Finnegan: "What you can't hear is that the two men in the clips are actually saying -- don't look, don't look, don't look, don't -- awww, I think he saw us. How do you go from being leader of the free world to the guy who THINKS he's invited to your birthday party? You know, like hey, who invited President Bush and why is he playing a Toby Keith cd?"
We know quite a bit about the Obama campaign’s intention to “stretch” the map and compete in “red” states that a) Dems would be expected to skip; and b) the McCain campaign doesn’t want to have to fight for.
But Ben Smith went a little deeper and considers what this might mean for Dems further down on the ballot.

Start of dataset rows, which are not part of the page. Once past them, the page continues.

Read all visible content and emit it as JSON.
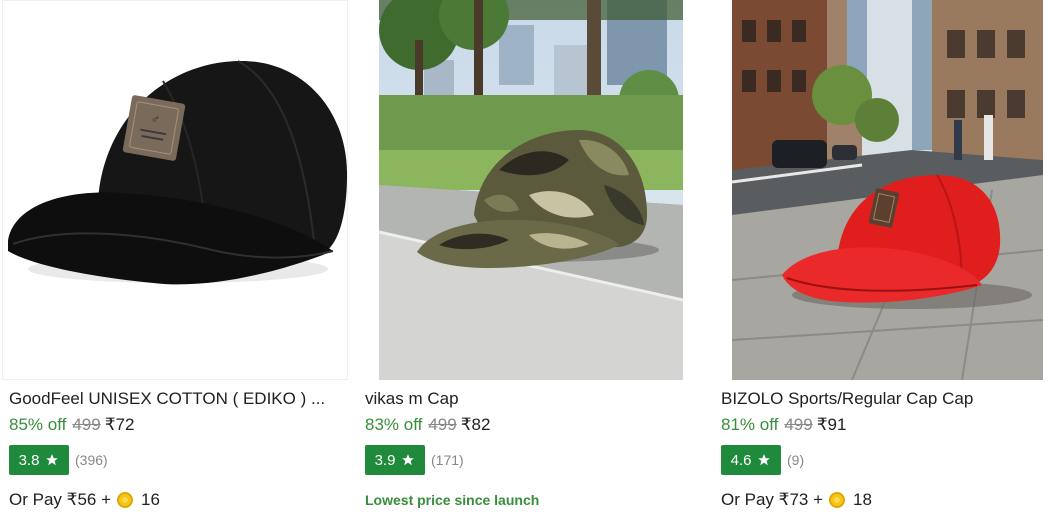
{
  "products": [
    {
      "title": "GoodFeel UNISEX COTTON ( EDIKO ) ...",
      "discount": "85% off",
      "mrp": "499",
      "price": "₹72",
      "rating": "3.8",
      "rating_count": "(396)",
      "pay_text": "Or Pay ₹56 +",
      "coins": "16",
      "image_icon": "black-cap-image"
    },
    {
      "title": "vikas m Cap",
      "discount": "83% off",
      "mrp": "499",
      "price": "₹82",
      "rating": "3.9",
      "rating_count": "(171)",
      "promo": "Lowest price since launch",
      "image_icon": "camo-cap-image"
    },
    {
      "title": "BIZOLO Sports/Regular Cap Cap",
      "discount": "81% off",
      "mrp": "499",
      "price": "₹91",
      "rating": "4.6",
      "rating_count": "(9)",
      "pay_text": "Or Pay ₹73 +",
      "coins": "18",
      "image_icon": "red-cap-image"
    }
  ],
  "colors": {
    "discount_green": "#388e3c",
    "rating_badge": "#1f8a3b",
    "muted": "#878787",
    "coin": "#f5c518"
  }
}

Barack Obama will focus his resources largely in 14 states George W. Bush won in 2004, his chief field operative said Tuesday, hoping to score upsets in places like Virginia, Indiana, and Georgia.
But winning the White House won’t be his only goal, deputy campaign manager Hildebrand told Politico: In an unusual move, Obama’s campaign will also devote some resources to states it’s unlikely to win, with the goal of influencing specific local contests in places like Texas and Wyoming.
“Texas is a great example where we might not be able to win the state, but we want to pay a lot of attention to it,” Hildebrand said. “It’s one of the most important redistricting opportunities in the country.”
That’s a good point. You may recall Tom DeLay’s painful re-redistricting scheme, the result of which was five new Republican seats in the U.S. House. After the 2010 census, it’ll be time to draw those lines again, and if the Obama campaign can help strengthen the party at the state level, the efforts will pay dividends in the long run.
It’s not just Texas. Ben also noted a competitive House race in Wyoming, where Gary Trauner is running for the state’s lone U.S. House seat. He was narrowly defeated two years ago, but hopes the rematch will turn out better.
Is Obama going to win Wyoming? Almost certainly not, but when he invests campaign resources in the state anyway, he not only raises eyebrows at McCain HQ, he also gives candidates like Trauner a better shot at victory.
“If we can register more Democrats, if we can increase the Democratic performance and turnout, maybe we can pick up a congressional seat,” Hildebrand said.